> _WHAT TO PRODUCE_
In the entries below, tally the lines that contain the string "selected", then state that number alone.

> _DATA EXCERPTS_
.....

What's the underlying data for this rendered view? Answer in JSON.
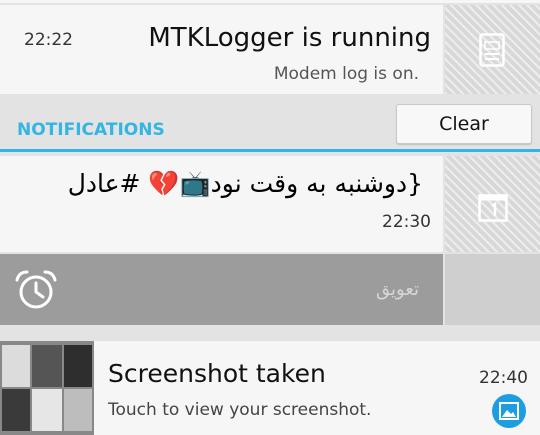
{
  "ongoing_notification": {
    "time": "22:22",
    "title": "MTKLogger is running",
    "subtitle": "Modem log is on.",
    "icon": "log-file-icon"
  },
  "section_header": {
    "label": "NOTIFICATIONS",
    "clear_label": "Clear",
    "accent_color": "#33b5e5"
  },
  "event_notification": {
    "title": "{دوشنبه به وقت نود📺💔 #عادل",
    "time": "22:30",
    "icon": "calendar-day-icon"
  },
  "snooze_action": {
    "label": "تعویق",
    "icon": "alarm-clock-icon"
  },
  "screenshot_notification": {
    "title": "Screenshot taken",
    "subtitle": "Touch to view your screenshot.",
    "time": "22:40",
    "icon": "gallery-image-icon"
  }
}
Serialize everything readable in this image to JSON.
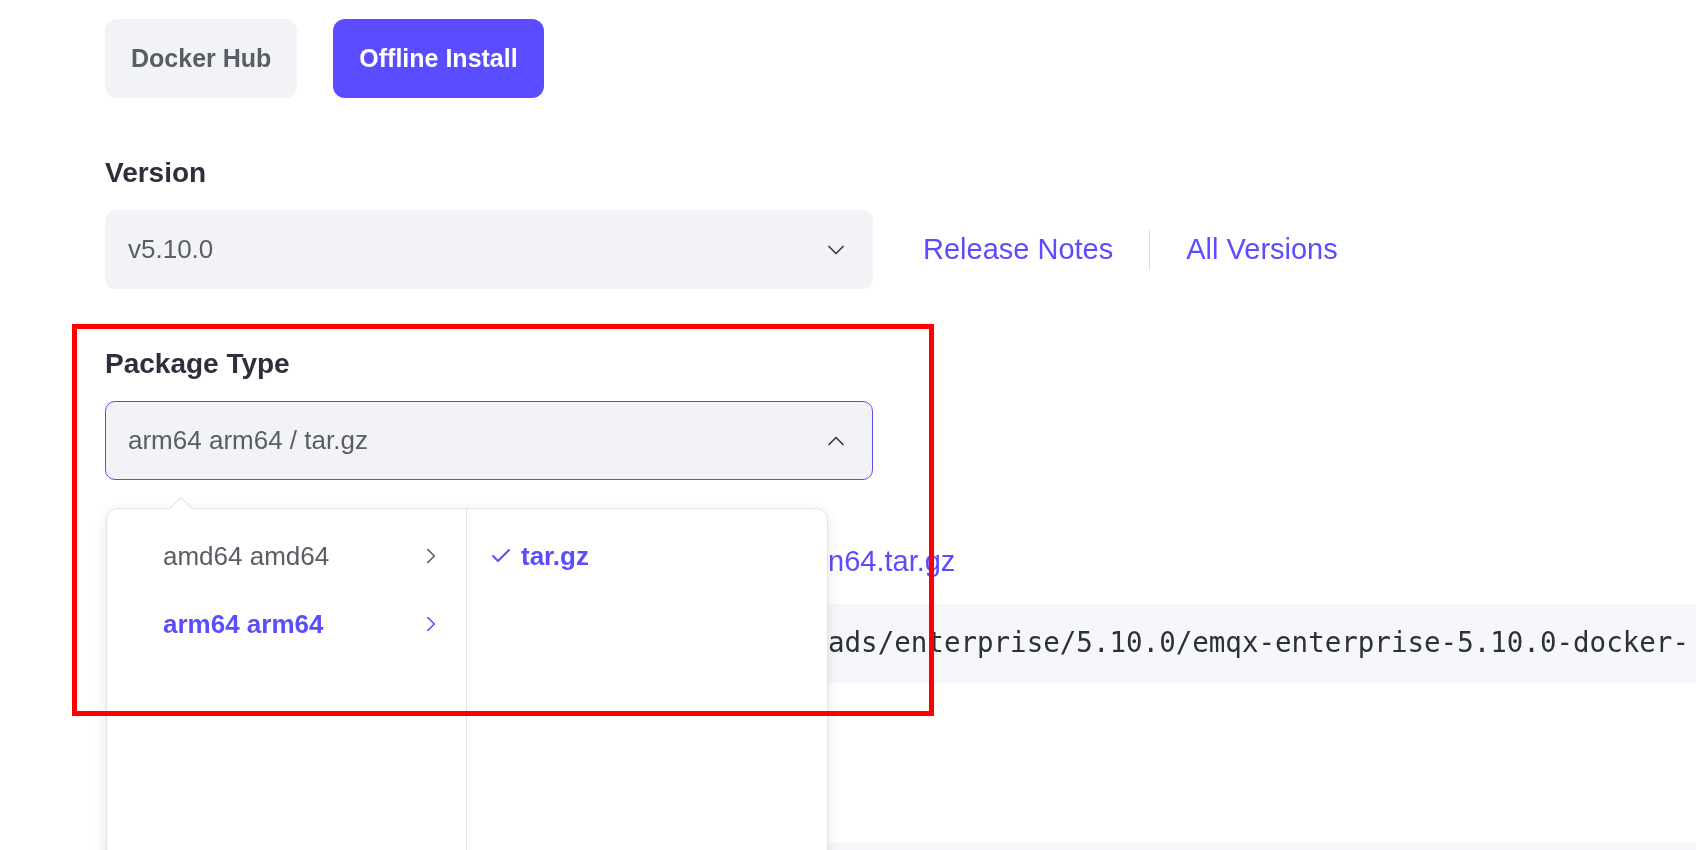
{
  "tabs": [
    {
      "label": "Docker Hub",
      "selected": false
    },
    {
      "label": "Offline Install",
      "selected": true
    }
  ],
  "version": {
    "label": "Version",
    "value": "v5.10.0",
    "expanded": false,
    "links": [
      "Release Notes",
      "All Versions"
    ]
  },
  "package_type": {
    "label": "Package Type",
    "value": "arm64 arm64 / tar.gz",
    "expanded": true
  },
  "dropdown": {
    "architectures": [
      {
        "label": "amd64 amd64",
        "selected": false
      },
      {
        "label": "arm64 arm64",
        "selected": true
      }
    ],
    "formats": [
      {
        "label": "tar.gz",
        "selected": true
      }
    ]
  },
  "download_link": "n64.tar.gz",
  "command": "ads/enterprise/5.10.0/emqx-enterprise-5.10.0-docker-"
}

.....

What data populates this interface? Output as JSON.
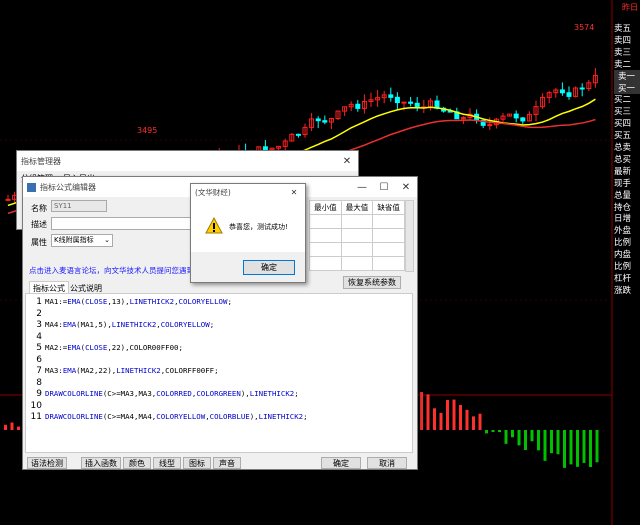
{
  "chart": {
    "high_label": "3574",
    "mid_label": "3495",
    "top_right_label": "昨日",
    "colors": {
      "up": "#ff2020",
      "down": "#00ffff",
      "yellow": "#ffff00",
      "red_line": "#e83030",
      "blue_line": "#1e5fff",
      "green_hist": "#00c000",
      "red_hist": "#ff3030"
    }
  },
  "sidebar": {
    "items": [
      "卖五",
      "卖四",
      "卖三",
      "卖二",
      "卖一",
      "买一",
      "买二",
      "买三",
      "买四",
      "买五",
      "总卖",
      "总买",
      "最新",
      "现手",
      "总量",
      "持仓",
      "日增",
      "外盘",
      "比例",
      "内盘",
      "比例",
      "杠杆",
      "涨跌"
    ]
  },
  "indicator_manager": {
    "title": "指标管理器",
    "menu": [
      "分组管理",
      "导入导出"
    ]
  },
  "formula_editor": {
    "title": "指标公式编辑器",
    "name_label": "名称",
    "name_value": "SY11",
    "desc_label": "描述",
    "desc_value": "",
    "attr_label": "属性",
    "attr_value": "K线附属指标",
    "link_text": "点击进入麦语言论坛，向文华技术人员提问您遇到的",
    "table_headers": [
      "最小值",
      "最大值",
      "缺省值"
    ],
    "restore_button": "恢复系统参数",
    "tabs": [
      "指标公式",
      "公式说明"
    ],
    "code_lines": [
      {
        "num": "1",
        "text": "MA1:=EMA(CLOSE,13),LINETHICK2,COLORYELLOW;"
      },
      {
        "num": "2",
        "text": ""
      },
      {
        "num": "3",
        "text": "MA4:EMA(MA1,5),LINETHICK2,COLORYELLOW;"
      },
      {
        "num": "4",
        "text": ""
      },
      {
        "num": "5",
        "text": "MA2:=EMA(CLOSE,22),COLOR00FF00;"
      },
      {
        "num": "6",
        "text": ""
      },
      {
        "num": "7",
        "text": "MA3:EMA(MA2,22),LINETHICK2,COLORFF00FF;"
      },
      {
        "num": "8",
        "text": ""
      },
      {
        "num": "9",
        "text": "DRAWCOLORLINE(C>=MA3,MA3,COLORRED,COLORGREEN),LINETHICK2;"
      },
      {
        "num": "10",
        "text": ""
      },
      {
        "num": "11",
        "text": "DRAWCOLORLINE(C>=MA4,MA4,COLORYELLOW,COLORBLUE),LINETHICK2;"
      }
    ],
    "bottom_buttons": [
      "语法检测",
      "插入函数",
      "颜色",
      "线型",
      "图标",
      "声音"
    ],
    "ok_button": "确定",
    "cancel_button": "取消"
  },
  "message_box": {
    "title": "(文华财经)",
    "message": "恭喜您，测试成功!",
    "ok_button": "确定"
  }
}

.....

> _RESULT OF THIS EXERCISE_
5